Galleries love putting work by different artists ‘in conversation’ (ie, side by side). Which is a shame, because it almost never works, and almost always ends up with less of a conversation and more of a shouting match. But that hasn’t stopped the Tate from trying anyway and whacking together Dutch modernist supremo Piet Mondrian (1872-1944) and Swedish abstract spiritualist Hilma Af Klint (1862-1944)
You can sort of see why they thought it might work. Both artists were born at a similar time, in similar places, both evolved unique abstract visual languages, and both were fascinated by nature and ecology. But as it says right at the start of this show: ‘they didn’t know each other – or of the other’s work’. That means you spend the whole show trying to figure out what links the Tate is drawing between the two, attempting to follow imagined conceptual parallels, and disentangling curatorial choices instead of just enjoying the thrill of getting up close to big hits by Mondrian or losing yourself in the psychedelic swirls of af Klint.

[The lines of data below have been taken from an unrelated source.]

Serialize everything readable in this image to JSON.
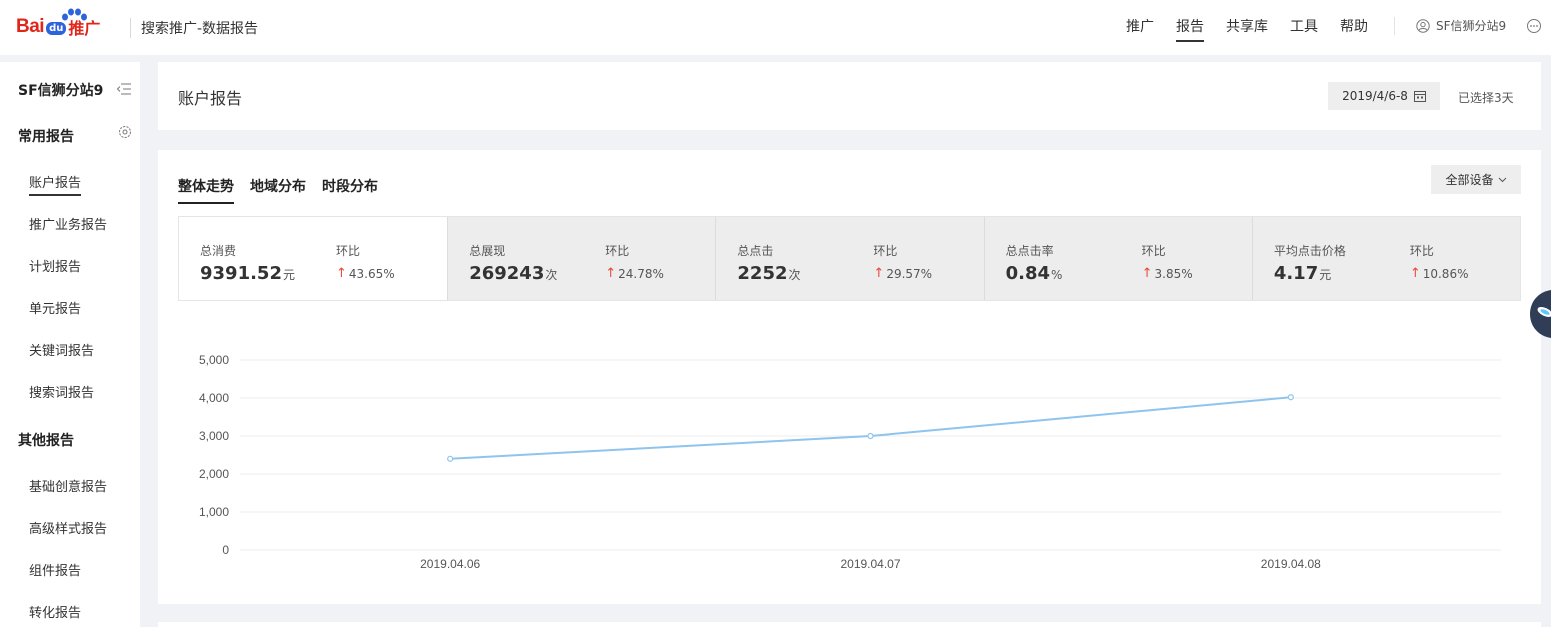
{
  "topbar": {
    "logo_bai": "Bai",
    "logo_du": "du",
    "logo_tuiguang": "推广",
    "app_title": "搜索推广-数据报告",
    "nav": [
      {
        "label": "推广",
        "active": false
      },
      {
        "label": "报告",
        "active": true
      },
      {
        "label": "共享库",
        "active": false
      },
      {
        "label": "工具",
        "active": false
      },
      {
        "label": "帮助",
        "active": false
      }
    ],
    "user": "SF信狮分站9"
  },
  "sidebar": {
    "account": "SF信狮分站9",
    "groups": [
      {
        "title": "常用报告",
        "items": [
          "账户报告",
          "推广业务报告",
          "计划报告",
          "单元报告",
          "关键词报告",
          "搜索词报告"
        ]
      },
      {
        "title": "其他报告",
        "items": [
          "基础创意报告",
          "高级样式报告",
          "组件报告",
          "转化报告"
        ]
      }
    ],
    "active_item": "账户报告"
  },
  "header": {
    "title": "账户报告",
    "date_range": "2019/4/6-8",
    "selected_days": "已选择3天"
  },
  "main": {
    "tabs": [
      {
        "label": "整体走势",
        "active": true
      },
      {
        "label": "地域分布",
        "active": false
      },
      {
        "label": "时段分布",
        "active": false
      }
    ],
    "device_select": "全部设备",
    "metrics": [
      {
        "label": "总消费",
        "value": "9391.52",
        "unit": "元",
        "cmp_label": "环比",
        "cmp": "43.65%",
        "selected": true
      },
      {
        "label": "总展现",
        "value": "269243",
        "unit": "次",
        "cmp_label": "环比",
        "cmp": "24.78%",
        "selected": false
      },
      {
        "label": "总点击",
        "value": "2252",
        "unit": "次",
        "cmp_label": "环比",
        "cmp": "29.57%",
        "selected": false
      },
      {
        "label": "总点击率",
        "value": "0.84",
        "unit": "%",
        "cmp_label": "环比",
        "cmp": "3.85%",
        "selected": false
      },
      {
        "label": "平均点击价格",
        "value": "4.17",
        "unit": "元",
        "cmp_label": "环比",
        "cmp": "10.86%",
        "selected": false
      }
    ]
  },
  "colors": {
    "accent_red": "#e1251b",
    "baidu_blue": "#2d63dd",
    "up_arrow": "#e8483b",
    "line": "#8ec4ee"
  },
  "chart_data": {
    "type": "line",
    "categories": [
      "2019.04.06",
      "2019.04.07",
      "2019.04.08"
    ],
    "values": [
      2400,
      3000,
      4020
    ],
    "y_ticks": [
      "5,000",
      "4,000",
      "3,000",
      "2,000",
      "1,000",
      "0"
    ],
    "ylim": [
      0,
      5000
    ],
    "grid": true,
    "legend": "none"
  }
}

A visual system for thinking about the interconnectedness of all things
There are some stunning works on display, though. Af Klint’s ‘Tree of Knowledge’ watercolours are geometric, pseudoscientific explorations of the oneness of life, all spirals and angels and stamens and pistils. Her ‘Eros’ series of pink pastel petals and curving writing are bright and joyous, and then there’s her enormous ‘Paintings for the Temple’ series, with its endless swooping lines smashing together at the intersection of the botanical, the biological and the spiritual. Her’s is the art of myth, love and spirituality; a private, personal visual system for thinking about oneness and the interconnectedness of all things.
Mondrian thought kind of similarly. He painted trees too, and flowers, but as the Tate points out ‘not as an element of the real world, but as “plastic expression”’. So as aesthetics, not as spiritualism. Nature gave Mondrian a visual path to follow, a launch pad. Trees could be split into simple interactions of vertical and horizontal lines, stars into grids of white, yellow, blue and red. He took nature and boiled it down and down and down into its barest elements. His 1913 ‘Composition with Colour Planes’ is stunning and simple, his image of advertising hoardings is dark and grimy, and then there are all the classic grid paintings you’ve already seen a billion times.
There’s plenty to like and love by both artists here. But Hilma deserves to be celebrated on her own terms, not viewed through the prism of Mondrian. And Piet, well, who would say no to a whole exhibition of his work. This could, and should, have just been two different exhibitions. Oneness isn’t always a good thing.